[Material provided]

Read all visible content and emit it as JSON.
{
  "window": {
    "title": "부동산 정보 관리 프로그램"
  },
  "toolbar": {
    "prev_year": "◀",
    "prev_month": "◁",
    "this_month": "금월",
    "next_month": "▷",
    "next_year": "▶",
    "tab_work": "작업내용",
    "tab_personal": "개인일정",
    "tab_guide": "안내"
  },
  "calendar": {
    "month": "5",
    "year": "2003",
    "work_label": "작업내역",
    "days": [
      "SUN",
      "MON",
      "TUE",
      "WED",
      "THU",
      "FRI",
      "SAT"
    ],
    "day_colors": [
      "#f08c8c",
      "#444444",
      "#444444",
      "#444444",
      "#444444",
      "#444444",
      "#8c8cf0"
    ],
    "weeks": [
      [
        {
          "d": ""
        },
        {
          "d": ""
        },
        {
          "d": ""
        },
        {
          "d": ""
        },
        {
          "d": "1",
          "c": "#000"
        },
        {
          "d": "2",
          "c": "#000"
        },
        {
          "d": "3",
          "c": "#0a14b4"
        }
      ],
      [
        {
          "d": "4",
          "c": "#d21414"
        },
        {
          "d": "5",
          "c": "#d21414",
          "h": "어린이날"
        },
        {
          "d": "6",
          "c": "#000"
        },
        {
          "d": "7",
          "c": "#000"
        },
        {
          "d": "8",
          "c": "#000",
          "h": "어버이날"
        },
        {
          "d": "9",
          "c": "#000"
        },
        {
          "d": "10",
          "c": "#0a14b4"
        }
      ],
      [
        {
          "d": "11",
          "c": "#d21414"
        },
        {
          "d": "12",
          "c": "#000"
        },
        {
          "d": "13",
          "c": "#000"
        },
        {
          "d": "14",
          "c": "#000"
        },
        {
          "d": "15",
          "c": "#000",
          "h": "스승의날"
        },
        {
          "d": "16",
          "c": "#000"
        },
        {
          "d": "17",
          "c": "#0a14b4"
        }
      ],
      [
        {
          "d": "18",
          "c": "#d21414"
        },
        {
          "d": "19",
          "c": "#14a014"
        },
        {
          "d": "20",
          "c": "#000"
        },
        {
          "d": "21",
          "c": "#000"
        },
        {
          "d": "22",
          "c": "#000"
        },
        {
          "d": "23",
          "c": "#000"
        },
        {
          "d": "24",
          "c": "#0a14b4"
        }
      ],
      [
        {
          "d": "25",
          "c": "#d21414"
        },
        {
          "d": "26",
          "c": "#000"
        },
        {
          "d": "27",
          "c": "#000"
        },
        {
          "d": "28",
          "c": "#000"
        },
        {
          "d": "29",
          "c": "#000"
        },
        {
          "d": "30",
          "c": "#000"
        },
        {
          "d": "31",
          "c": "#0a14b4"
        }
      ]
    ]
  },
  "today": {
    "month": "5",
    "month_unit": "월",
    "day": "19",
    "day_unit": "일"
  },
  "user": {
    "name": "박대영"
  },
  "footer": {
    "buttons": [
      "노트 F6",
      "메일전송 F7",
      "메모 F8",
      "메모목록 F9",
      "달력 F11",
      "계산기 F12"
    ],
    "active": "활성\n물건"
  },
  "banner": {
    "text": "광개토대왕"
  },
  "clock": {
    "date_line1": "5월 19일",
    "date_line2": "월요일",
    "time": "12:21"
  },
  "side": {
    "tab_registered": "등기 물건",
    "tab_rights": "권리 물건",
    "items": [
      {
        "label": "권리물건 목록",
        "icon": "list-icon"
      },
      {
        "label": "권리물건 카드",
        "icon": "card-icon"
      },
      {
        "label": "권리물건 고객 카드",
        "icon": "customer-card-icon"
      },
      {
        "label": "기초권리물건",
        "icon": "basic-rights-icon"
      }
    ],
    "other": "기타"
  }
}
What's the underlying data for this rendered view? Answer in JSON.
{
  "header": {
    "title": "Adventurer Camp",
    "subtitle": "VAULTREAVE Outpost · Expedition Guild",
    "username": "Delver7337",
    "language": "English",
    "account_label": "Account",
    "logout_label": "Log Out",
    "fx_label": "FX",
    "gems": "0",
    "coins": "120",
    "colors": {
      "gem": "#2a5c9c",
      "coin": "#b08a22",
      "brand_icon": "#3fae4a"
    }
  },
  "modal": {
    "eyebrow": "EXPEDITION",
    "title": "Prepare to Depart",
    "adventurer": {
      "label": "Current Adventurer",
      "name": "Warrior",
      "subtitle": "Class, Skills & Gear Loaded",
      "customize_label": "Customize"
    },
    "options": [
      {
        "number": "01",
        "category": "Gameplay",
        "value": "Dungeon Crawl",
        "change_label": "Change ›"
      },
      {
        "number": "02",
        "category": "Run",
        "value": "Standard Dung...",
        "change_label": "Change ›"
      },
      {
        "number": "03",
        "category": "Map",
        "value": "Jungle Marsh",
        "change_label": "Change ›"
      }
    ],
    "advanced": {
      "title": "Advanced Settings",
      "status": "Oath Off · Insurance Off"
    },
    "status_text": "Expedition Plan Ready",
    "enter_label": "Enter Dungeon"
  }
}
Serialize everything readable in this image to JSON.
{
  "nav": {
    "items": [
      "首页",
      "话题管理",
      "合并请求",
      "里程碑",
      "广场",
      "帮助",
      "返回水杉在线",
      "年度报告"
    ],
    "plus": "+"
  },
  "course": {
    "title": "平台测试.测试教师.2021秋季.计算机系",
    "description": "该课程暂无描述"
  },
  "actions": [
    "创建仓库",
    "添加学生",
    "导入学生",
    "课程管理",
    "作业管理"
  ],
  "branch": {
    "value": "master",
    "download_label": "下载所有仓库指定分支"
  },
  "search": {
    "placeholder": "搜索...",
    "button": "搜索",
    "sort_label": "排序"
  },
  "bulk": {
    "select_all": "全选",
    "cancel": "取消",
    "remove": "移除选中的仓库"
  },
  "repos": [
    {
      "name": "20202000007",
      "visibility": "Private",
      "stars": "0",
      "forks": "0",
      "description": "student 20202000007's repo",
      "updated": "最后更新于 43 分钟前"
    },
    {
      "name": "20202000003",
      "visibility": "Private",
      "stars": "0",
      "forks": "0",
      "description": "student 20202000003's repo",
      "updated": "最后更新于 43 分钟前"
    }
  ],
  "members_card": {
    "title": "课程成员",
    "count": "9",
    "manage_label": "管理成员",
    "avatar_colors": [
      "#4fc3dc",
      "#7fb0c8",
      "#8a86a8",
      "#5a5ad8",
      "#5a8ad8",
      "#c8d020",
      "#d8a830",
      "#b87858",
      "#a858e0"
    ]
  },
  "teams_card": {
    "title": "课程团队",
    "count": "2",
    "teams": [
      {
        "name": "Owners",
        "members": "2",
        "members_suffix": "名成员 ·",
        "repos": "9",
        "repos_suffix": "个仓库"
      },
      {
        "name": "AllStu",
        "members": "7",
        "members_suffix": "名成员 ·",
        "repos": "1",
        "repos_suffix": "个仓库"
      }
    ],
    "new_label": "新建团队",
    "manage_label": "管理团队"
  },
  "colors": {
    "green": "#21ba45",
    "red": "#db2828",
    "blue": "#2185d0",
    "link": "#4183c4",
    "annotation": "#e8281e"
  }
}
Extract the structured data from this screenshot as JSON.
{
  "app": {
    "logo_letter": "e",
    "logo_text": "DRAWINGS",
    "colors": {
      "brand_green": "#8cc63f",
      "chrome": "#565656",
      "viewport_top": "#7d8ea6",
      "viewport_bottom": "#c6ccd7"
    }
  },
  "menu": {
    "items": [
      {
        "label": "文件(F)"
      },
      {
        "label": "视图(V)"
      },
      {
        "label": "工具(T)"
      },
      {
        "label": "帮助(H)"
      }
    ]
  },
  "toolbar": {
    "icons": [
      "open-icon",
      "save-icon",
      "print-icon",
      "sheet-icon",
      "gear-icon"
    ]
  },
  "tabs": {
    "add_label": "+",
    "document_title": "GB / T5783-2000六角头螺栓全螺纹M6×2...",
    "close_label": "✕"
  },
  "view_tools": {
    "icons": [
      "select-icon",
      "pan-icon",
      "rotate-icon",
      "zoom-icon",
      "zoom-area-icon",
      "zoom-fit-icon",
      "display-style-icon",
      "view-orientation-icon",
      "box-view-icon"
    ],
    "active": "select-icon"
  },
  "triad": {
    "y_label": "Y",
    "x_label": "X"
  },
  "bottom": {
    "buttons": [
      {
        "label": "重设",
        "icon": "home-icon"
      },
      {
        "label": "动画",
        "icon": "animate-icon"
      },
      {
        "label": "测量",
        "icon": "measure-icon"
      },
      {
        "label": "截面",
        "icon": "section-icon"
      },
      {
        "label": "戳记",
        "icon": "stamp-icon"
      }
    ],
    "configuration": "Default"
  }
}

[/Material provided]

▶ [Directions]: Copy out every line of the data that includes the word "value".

▶ [Answer to this task]:
        "value": "Dungeon Crawl",
        "value": "Standard Dung...",
        "value": "Jungle Marsh",
    "value": "master",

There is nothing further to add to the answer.